Leonee suggested reading this wonderful classic with a Red Vermouth on ice with a squeeze and slice of fresh lime. The vermouth has a saccharine sweetness reminiscent of flowers just before they rot and the lime gives it a sharp, citrus tang to cut through. This drink also has the alcoholic kick you’ll likely need for this sweeping, original and classic of stories 😉

The Yield by Tara June Winch

Knowing that he will soon die, Albert ‘Poppy’ Gondiwindi takes pen to paper. His life has been spent on the banks of the Murrumby River at Prosperous House, on Massacre Plains. Albert is determined to pass on the language of his people and everything that was ever remembered. He finds the words on the wind.

August Gondiwindi has been living on the other side of the world for ten years when she learns of her grandfather’s death. She returns home for his burial, wracked with grief and burdened with all she tried to leave behind. Her homecoming is bittersweet as she confronts the love of her kin and news that Prosperous is to be repossessed by a mining company. Determined to make amends she endeavours to save their land – a quest that leads her to the voice of her grandfather and into the past, the stories of her people, the secrets of the river.

Profoundly moving and exquisitely written, Tara June Winch’s The Yield is the story of a people and a culture dispossessed. But it is as much a celebration of what was and what endures, and a powerful reclaiming of Indigenous language, storytelling and identity.

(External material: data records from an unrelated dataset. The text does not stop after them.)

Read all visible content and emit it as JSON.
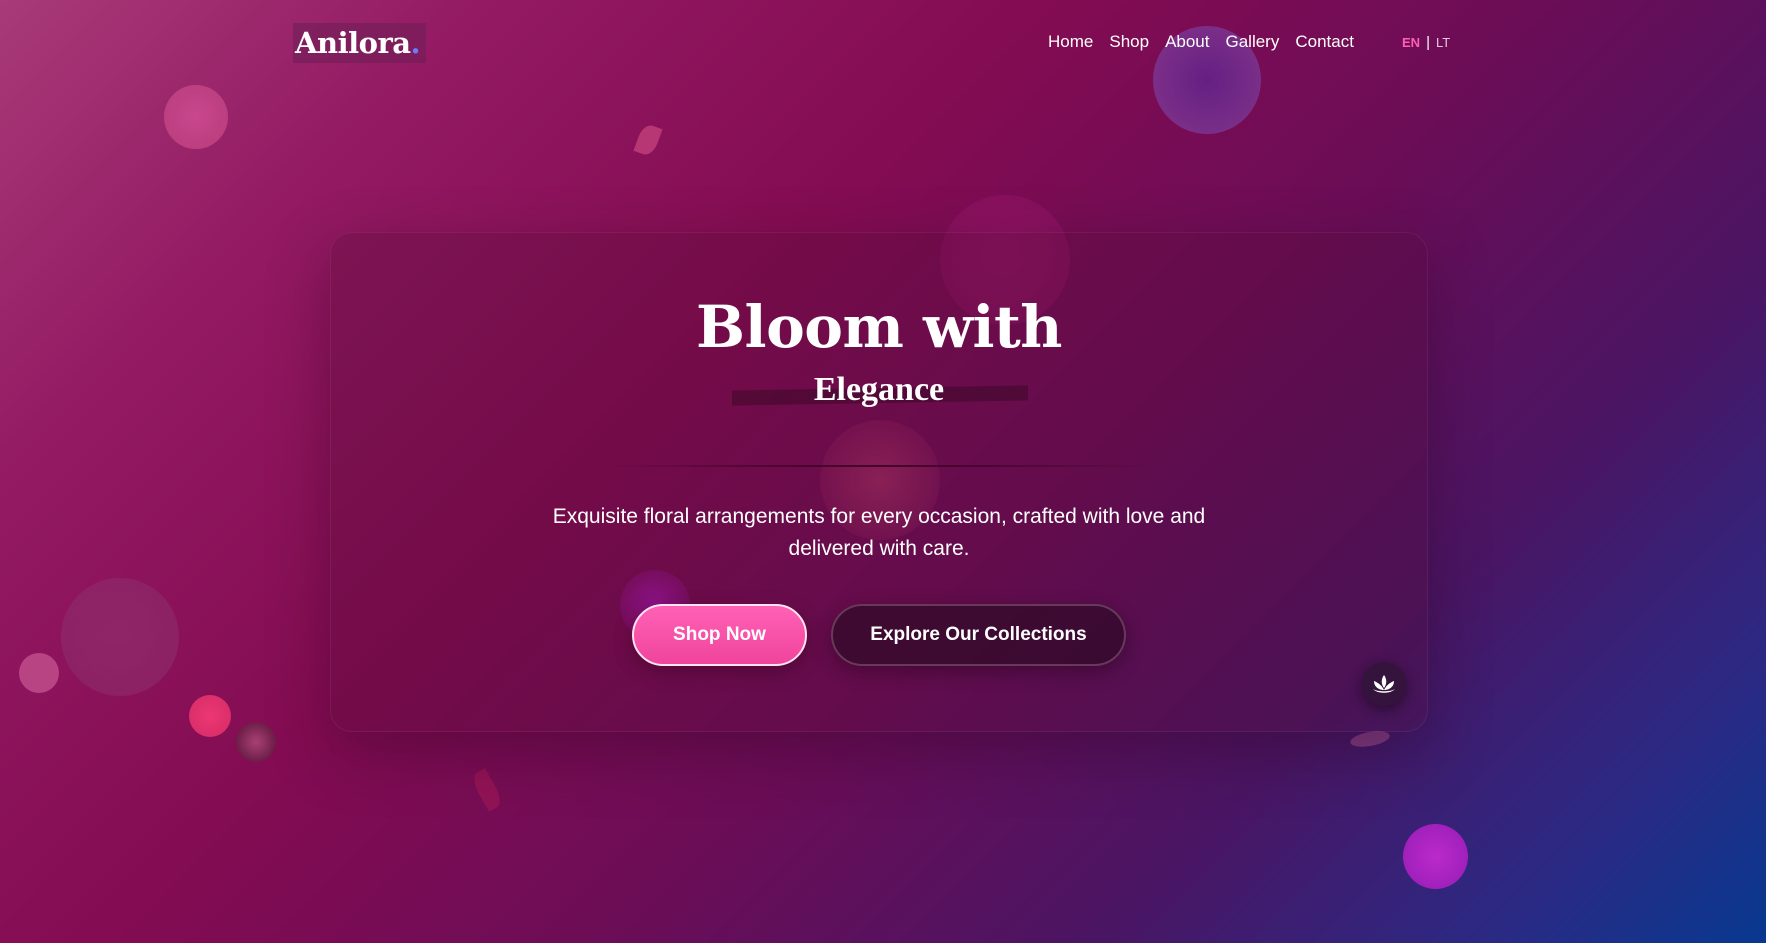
{
  "header": {
    "logo": {
      "text": "Anilora",
      "dot": "."
    },
    "nav": [
      {
        "label": "Home"
      },
      {
        "label": "Shop"
      },
      {
        "label": "About"
      },
      {
        "label": "Gallery"
      },
      {
        "label": "Contact"
      }
    ],
    "language": {
      "active": "EN",
      "separator": "|",
      "other": "LT"
    }
  },
  "hero": {
    "title": "Bloom with",
    "subtitle": "Elegance",
    "description": "Exquisite floral arrangements for every occasion, crafted with love and delivered with care.",
    "primary_button": "Shop Now",
    "secondary_button": "Explore Our Collections",
    "floating_button_icon": "lotus-icon"
  },
  "colors": {
    "accent_pink": "#ff5fb3",
    "logo_dot": "#6d7bff",
    "background_start": "#a83a78",
    "background_end": "#07398f"
  }
}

Winner of the NSW Premier’s Literary Awards 2020 – for Fiction, People’s Choice and Book of the Year
Shortlisted The Stella Prize 2020
Shortlisted Victorian Premier’s Literary Award for Fiction 2020
Longlisted Miles Franklin Literary Award 2020

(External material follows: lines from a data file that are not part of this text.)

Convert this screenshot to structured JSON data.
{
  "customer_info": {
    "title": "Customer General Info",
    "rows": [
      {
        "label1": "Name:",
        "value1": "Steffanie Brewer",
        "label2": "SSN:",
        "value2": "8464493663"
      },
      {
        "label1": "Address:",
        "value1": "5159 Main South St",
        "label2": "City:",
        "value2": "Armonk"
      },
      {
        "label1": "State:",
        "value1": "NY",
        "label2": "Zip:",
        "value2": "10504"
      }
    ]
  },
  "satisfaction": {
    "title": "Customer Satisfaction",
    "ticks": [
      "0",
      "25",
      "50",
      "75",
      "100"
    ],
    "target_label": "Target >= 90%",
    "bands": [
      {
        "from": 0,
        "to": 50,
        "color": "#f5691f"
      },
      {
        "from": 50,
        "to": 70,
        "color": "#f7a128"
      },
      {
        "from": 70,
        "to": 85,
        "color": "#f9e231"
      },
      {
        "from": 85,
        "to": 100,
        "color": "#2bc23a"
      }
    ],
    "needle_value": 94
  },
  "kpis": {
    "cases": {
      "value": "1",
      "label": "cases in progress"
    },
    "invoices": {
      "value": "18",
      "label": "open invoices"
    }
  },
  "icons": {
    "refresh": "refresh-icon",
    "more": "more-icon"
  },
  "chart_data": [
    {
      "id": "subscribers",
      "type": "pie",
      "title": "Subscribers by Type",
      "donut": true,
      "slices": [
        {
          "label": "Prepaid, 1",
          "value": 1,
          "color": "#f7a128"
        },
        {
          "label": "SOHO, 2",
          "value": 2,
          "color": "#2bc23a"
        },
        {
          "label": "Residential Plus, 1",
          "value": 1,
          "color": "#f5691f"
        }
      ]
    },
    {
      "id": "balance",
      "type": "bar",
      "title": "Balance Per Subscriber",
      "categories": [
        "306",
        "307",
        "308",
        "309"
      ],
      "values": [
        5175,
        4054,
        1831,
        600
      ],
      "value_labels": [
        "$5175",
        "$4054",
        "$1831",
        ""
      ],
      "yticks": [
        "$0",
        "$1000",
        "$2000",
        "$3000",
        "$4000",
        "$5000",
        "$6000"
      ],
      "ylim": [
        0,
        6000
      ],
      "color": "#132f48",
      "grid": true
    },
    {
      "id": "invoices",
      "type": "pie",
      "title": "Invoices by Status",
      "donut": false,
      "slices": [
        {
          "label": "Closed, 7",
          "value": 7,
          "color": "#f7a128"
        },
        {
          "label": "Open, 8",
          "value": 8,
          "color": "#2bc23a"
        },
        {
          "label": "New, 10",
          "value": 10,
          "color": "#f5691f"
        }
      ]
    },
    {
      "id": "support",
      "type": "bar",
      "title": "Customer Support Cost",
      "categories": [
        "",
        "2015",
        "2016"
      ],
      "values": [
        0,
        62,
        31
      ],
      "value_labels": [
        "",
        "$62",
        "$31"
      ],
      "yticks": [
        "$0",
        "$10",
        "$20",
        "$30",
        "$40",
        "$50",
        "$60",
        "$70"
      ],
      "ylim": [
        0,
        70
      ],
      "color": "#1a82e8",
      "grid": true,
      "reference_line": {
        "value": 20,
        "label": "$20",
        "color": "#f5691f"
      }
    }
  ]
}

The only thing Leonee could imagine drinking whilst reading this book is a calming Chamomile Tea. It helps that you can let it go cold when you get caught up in the story!

 

Between The World And Me by Ta-Nehisi Coates

In the 150 years since the end of the Civil War and the ratification of the Thirteenth Amendment, the story of race and America has remained a brutally simple one, written on flesh: it is the story of the black body, exploited to create the country’s foundational wealth, violently segregated to unite a nation after a civil war, and, today, still disproportionately threatened, locked up and killed in the streets. What is it like to inhabit a black body and find a way to live within it? And how can America reckon with its fraught racial history?

Between the World and Me is Ta-Nehisi Coates’ attempt to answer those questions, presented in the form of a letter to his adolescent son. Coates shares with his son-and readers-the story of his own awakening to the truth about history and race through a series of revelatory experiences: immersion in nationalist mythology as a child; engagement with history, poetry and love at Howard University; travels to Civil War battlefields and the South Side of Chicago; a journey to France that reorients his sense of the world; and pilgrimages to the homes of mothers whose children’s lives have been taken as American plunder. Taken together, these stories map a winding path towards a kind of liberation-a journey from fear and confusion, to a full and honest understanding of the world as it is.

Masterfully woven from lyrical personal narrative, reimagined history, and fresh, emotionally charged reportage, Between the World and Me offers a powerful new framework for understanding America’s history and current crisis, and a transcendent vision for a way forward.

Justine suggests pouring yourself a long, cold vodka, and soda with a squeeze and slice or two of fresh lime – a drink that is easy and refreshing when reading difficult words.  

  

This episode of Literary Elixirs was recorded via Zoom, please forgive any minor technical glitches!   

Into/Outro music is Mosquito Mojito by Rachel K. Collier. Sourced from Free Music Archive under a Creative Commons Licence.